**Data about app and page elements**
Segment Open
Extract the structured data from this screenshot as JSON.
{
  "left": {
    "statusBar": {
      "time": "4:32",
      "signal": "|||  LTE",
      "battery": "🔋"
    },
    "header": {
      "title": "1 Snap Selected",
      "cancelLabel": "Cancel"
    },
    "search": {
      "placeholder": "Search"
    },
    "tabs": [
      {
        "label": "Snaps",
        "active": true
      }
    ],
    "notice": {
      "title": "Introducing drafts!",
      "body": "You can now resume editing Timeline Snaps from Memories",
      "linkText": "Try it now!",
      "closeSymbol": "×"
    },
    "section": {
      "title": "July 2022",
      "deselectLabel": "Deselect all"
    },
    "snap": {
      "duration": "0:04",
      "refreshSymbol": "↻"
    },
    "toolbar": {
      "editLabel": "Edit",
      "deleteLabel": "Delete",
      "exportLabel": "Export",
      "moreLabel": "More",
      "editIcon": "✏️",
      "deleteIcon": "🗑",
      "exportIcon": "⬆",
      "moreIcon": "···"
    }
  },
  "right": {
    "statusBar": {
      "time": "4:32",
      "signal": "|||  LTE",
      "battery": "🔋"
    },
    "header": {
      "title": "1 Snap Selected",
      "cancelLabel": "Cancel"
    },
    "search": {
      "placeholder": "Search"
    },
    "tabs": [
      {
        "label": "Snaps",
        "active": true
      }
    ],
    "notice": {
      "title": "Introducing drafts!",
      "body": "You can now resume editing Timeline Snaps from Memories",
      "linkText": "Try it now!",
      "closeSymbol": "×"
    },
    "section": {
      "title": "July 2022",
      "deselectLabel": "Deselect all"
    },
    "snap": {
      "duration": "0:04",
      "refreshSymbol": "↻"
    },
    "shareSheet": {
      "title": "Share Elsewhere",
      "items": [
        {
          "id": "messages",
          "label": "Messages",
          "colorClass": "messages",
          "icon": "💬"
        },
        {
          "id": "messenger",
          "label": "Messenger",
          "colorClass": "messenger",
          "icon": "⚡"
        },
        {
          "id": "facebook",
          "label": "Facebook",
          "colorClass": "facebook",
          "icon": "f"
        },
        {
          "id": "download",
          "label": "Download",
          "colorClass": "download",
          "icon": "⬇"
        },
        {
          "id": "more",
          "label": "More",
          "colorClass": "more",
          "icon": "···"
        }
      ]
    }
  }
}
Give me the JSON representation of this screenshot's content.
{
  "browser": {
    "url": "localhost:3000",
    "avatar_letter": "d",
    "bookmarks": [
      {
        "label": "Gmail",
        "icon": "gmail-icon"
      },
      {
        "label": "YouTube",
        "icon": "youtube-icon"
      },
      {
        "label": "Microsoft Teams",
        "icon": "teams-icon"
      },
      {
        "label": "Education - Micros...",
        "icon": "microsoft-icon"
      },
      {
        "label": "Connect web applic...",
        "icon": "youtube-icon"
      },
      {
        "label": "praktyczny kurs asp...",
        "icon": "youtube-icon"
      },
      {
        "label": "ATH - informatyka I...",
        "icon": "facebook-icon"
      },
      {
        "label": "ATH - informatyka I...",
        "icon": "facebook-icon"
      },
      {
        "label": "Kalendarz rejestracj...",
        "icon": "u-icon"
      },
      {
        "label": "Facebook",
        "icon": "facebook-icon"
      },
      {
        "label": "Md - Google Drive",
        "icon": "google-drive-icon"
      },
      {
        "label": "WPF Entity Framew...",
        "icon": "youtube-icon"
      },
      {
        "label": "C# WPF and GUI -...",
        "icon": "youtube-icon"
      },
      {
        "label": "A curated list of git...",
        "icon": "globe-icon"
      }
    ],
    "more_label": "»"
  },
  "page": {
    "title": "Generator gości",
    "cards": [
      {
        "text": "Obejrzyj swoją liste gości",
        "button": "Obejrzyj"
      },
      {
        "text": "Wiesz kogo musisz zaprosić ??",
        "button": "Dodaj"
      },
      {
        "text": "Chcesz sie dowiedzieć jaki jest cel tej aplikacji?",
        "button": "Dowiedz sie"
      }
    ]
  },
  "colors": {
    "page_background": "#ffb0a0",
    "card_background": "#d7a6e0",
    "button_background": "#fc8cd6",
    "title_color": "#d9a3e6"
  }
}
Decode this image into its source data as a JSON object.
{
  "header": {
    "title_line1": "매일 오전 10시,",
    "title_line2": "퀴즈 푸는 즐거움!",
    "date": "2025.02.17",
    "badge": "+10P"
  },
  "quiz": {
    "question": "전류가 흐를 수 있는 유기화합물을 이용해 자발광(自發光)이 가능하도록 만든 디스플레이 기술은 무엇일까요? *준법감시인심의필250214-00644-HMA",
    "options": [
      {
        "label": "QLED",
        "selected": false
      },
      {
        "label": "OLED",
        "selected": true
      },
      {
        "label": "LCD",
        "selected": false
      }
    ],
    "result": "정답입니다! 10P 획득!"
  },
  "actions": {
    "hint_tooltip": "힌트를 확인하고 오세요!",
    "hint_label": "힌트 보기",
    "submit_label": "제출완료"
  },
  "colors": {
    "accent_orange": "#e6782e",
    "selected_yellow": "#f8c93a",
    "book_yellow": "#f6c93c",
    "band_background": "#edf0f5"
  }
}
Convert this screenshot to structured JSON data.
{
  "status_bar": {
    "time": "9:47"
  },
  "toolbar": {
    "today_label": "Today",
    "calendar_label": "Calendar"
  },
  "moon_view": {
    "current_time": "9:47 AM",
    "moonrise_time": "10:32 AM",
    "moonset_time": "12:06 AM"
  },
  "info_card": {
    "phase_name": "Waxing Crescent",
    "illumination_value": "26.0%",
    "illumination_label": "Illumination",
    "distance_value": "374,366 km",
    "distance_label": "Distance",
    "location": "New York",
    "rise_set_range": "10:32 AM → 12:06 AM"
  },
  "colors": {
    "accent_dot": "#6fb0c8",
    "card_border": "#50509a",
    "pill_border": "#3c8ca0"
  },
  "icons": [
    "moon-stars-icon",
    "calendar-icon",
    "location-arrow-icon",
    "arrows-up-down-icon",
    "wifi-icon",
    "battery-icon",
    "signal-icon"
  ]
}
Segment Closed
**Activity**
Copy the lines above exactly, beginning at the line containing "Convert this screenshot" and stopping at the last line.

**Reply**
Convert this screenshot to structured JSON data.
{
  "status_bar": {
    "time": "9:47"
  },
  "toolbar": {
    "today_label": "Today",
    "calendar_label": "Calendar"
  },
  "moon_view": {
    "current_time": "9:47 AM",
    "moonrise_time": "10:32 AM",
    "moonset_time": "12:06 AM"
  },
  "info_card": {
    "phase_name": "Waxing Crescent",
    "illumination_value": "26.0%",
    "illumination_label": "Illumination",
    "distance_value": "374,366 km",
    "distance_label": "Distance",
    "location": "New York",
    "rise_set_range": "10:32 AM → 12:06 AM"
  },
  "colors": {
    "accent_dot": "#6fb0c8",
    "card_border": "#50509a",
    "pill_border": "#3c8ca0"
  },
  "icons": [
    "moon-stars-icon",
    "calendar-icon",
    "location-arrow-icon",
    "arrows-up-down-icon",
    "wifi-icon",
    "battery-icon",
    "signal-icon"
  ]
}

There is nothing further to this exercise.